■ Given records
-----
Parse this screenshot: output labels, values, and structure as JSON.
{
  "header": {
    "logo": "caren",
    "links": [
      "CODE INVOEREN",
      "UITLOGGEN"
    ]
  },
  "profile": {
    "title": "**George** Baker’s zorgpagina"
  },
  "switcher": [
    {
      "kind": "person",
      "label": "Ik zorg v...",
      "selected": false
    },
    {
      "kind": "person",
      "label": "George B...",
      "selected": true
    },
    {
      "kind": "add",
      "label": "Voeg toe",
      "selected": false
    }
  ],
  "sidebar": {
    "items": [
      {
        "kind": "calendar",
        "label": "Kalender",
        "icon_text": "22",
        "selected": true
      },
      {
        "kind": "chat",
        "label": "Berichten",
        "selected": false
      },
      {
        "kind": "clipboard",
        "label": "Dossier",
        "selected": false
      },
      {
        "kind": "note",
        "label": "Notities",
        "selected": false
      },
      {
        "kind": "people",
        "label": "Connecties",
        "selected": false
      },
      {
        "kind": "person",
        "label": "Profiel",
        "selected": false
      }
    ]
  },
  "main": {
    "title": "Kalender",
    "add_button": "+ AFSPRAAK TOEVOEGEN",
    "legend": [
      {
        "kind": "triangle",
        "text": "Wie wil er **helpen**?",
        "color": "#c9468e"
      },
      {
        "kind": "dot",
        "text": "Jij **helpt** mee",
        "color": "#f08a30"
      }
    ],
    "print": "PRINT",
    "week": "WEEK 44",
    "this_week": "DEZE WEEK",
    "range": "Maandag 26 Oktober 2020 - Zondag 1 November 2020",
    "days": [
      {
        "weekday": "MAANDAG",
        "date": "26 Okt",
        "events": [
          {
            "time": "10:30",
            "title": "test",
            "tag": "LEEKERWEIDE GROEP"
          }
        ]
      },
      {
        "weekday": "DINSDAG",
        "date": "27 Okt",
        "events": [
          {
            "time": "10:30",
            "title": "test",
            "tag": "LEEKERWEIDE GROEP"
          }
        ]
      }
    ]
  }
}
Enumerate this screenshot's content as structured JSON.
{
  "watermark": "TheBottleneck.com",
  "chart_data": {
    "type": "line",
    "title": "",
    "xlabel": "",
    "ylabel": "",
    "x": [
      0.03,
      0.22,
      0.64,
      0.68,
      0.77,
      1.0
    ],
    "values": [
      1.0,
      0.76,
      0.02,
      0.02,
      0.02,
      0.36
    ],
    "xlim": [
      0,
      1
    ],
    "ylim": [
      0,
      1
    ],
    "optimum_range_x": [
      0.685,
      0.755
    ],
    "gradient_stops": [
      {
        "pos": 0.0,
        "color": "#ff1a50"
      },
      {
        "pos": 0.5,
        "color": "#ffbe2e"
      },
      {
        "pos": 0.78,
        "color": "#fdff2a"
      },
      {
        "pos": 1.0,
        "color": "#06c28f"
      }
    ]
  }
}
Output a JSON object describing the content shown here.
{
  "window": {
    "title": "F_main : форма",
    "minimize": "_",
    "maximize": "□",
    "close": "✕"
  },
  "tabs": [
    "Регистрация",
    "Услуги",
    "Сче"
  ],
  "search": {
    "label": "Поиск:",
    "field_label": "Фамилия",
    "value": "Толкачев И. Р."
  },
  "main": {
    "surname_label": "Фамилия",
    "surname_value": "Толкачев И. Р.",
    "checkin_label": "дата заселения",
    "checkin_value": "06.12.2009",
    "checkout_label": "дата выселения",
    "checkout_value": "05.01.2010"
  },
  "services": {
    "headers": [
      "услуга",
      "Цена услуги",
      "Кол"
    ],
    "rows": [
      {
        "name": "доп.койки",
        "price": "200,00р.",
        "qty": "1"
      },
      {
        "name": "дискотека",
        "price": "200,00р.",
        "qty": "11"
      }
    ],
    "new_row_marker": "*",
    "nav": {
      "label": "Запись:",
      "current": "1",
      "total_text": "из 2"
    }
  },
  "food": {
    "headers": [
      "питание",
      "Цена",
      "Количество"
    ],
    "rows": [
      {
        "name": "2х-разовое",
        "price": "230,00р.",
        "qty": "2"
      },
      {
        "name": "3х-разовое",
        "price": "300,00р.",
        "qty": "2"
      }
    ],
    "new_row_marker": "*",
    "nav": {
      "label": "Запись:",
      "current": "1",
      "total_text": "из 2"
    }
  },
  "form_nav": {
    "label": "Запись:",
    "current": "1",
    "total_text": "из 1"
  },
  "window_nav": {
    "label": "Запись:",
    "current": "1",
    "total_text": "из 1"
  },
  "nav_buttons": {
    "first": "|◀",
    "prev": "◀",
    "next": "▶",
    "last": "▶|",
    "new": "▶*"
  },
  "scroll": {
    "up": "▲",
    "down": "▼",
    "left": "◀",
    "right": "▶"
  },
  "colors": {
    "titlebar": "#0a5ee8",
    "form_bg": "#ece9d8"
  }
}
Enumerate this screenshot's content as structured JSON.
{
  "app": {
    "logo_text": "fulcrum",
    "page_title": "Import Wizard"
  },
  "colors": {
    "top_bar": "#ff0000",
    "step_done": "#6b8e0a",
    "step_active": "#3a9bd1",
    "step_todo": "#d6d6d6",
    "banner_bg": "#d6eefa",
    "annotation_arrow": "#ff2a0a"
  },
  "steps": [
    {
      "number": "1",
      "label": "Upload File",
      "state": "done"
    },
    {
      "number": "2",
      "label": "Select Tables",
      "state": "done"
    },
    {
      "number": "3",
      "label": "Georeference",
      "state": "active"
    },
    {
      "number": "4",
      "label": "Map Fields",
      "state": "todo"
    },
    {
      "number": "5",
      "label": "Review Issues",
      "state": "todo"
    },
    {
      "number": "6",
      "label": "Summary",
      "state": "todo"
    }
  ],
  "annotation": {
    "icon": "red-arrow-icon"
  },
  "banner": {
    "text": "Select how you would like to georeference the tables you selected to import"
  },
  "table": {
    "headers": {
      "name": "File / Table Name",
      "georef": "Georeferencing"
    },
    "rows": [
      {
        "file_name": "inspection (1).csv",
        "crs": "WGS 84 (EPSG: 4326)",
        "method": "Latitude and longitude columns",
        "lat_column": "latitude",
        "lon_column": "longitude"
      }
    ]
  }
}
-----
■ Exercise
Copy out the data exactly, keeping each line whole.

■ Solution to this task
Parse this screenshot: output labels, values, and structure as JSON.
{
  "header": {
    "logo": "caren",
    "links": [
      "CODE INVOEREN",
      "UITLOGGEN"
    ]
  },
  "profile": {
    "title": "**George** Baker’s zorgpagina"
  },
  "switcher": [
    {
      "kind": "person",
      "label": "Ik zorg v...",
      "selected": false
    },
    {
      "kind": "person",
      "label": "George B...",
      "selected": true
    },
    {
      "kind": "add",
      "label": "Voeg toe",
      "selected": false
    }
  ],
  "sidebar": {
    "items": [
      {
        "kind": "calendar",
        "label": "Kalender",
        "icon_text": "22",
        "selected": true
      },
      {
        "kind": "chat",
        "label": "Berichten",
        "selected": false
      },
      {
        "kind": "clipboard",
        "label": "Dossier",
        "selected": false
      },
      {
        "kind": "note",
        "label": "Notities",
        "selected": false
      },
      {
        "kind": "people",
        "label": "Connecties",
        "selected": false
      },
      {
        "kind": "person",
        "label": "Profiel",
        "selected": false
      }
    ]
  },
  "main": {
    "title": "Kalender",
    "add_button": "+ AFSPRAAK TOEVOEGEN",
    "legend": [
      {
        "kind": "triangle",
        "text": "Wie wil er **helpen**?",
        "color": "#c9468e"
      },
      {
        "kind": "dot",
        "text": "Jij **helpt** mee",
        "color": "#f08a30"
      }
    ],
    "print": "PRINT",
    "week": "WEEK 44",
    "this_week": "DEZE WEEK",
    "range": "Maandag 26 Oktober 2020 - Zondag 1 November 2020",
    "days": [
      {
        "weekday": "MAANDAG",
        "date": "26 Okt",
        "events": [
          {
            "time": "10:30",
            "title": "test",
            "tag": "LEEKERWEIDE GROEP"
          }
        ]
      },
      {
        "weekday": "DINSDAG",
        "date": "27 Okt",
        "events": [
          {
            "time": "10:30",
            "title": "test",
            "tag": "LEEKERWEIDE GROEP"
          }
        ]
      }
    ]
  }
}
Enumerate this screenshot's content as structured JSON.
{
  "watermark": "TheBottleneck.com",
  "chart_data": {
    "type": "line",
    "title": "",
    "xlabel": "",
    "ylabel": "",
    "x": [
      0.03,
      0.22,
      0.64,
      0.68,
      0.77,
      1.0
    ],
    "values": [
      1.0,
      0.76,
      0.02,
      0.02,
      0.02,
      0.36
    ],
    "xlim": [
      0,
      1
    ],
    "ylim": [
      0,
      1
    ],
    "optimum_range_x": [
      0.685,
      0.755
    ],
    "gradient_stops": [
      {
        "pos": 0.0,
        "color": "#ff1a50"
      },
      {
        "pos": 0.5,
        "color": "#ffbe2e"
      },
      {
        "pos": 0.78,
        "color": "#fdff2a"
      },
      {
        "pos": 1.0,
        "color": "#06c28f"
      }
    ]
  }
}
Output a JSON object describing the content shown here.
{
  "window": {
    "title": "F_main : форма",
    "minimize": "_",
    "maximize": "□",
    "close": "✕"
  },
  "tabs": [
    "Регистрация",
    "Услуги",
    "Сче"
  ],
  "search": {
    "label": "Поиск:",
    "field_label": "Фамилия",
    "value": "Толкачев И. Р."
  },
  "main": {
    "surname_label": "Фамилия",
    "surname_value": "Толкачев И. Р.",
    "checkin_label": "дата заселения",
    "checkin_value": "06.12.2009",
    "checkout_label": "дата выселения",
    "checkout_value": "05.01.2010"
  },
  "services": {
    "headers": [
      "услуга",
      "Цена услуги",
      "Кол"
    ],
    "rows": [
      {
        "name": "доп.койки",
        "price": "200,00р.",
        "qty": "1"
      },
      {
        "name": "дискотека",
        "price": "200,00р.",
        "qty": "11"
      }
    ],
    "new_row_marker": "*",
    "nav": {
      "label": "Запись:",
      "current": "1",
      "total_text": "из 2"
    }
  },
  "food": {
    "headers": [
      "питание",
      "Цена",
      "Количество"
    ],
    "rows": [
      {
        "name": "2х-разовое",
        "price": "230,00р.",
        "qty": "2"
      },
      {
        "name": "3х-разовое",
        "price": "300,00р.",
        "qty": "2"
      }
    ],
    "new_row_marker": "*",
    "nav": {
      "label": "Запись:",
      "current": "1",
      "total_text": "из 2"
    }
  },
  "form_nav": {
    "label": "Запись:",
    "current": "1",
    "total_text": "из 1"
  },
  "window_nav": {
    "label": "Запись:",
    "current": "1",
    "total_text": "из 1"
  },
  "nav_buttons": {
    "first": "|◀",
    "prev": "◀",
    "next": "▶",
    "last": "▶|",
    "new": "▶*"
  },
  "scroll": {
    "up": "▲",
    "down": "▼",
    "left": "◀",
    "right": "▶"
  },
  "colors": {
    "titlebar": "#0a5ee8",
    "form_bg": "#ece9d8"
  }
}
Enumerate this screenshot's content as structured JSON.
{
  "app": {
    "logo_text": "fulcrum",
    "page_title": "Import Wizard"
  },
  "colors": {
    "top_bar": "#ff0000",
    "step_done": "#6b8e0a",
    "step_active": "#3a9bd1",
    "step_todo": "#d6d6d6",
    "banner_bg": "#d6eefa",
    "annotation_arrow": "#ff2a0a"
  },
  "steps": [
    {
      "number": "1",
      "label": "Upload File",
      "state": "done"
    },
    {
      "number": "2",
      "label": "Select Tables",
      "state": "done"
    },
    {
      "number": "3",
      "label": "Georeference",
      "state": "active"
    },
    {
      "number": "4",
      "label": "Map Fields",
      "state": "todo"
    },
    {
      "number": "5",
      "label": "Review Issues",
      "state": "todo"
    },
    {
      "number": "6",
      "label": "Summary",
      "state": "todo"
    }
  ],
  "annotation": {
    "icon": "red-arrow-icon"
  },
  "banner": {
    "text": "Select how you would like to georeference the tables you selected to import"
  },
  "table": {
    "headers": {
      "name": "File / Table Name",
      "georef": "Georeferencing"
    },
    "rows": [
      {
        "file_name": "inspection (1).csv",
        "crs": "WGS 84 (EPSG: 4326)",
        "method": "Latitude and longitude columns",
        "lat_column": "latitude",
        "lon_column": "longitude"
      }
    ]
  }
}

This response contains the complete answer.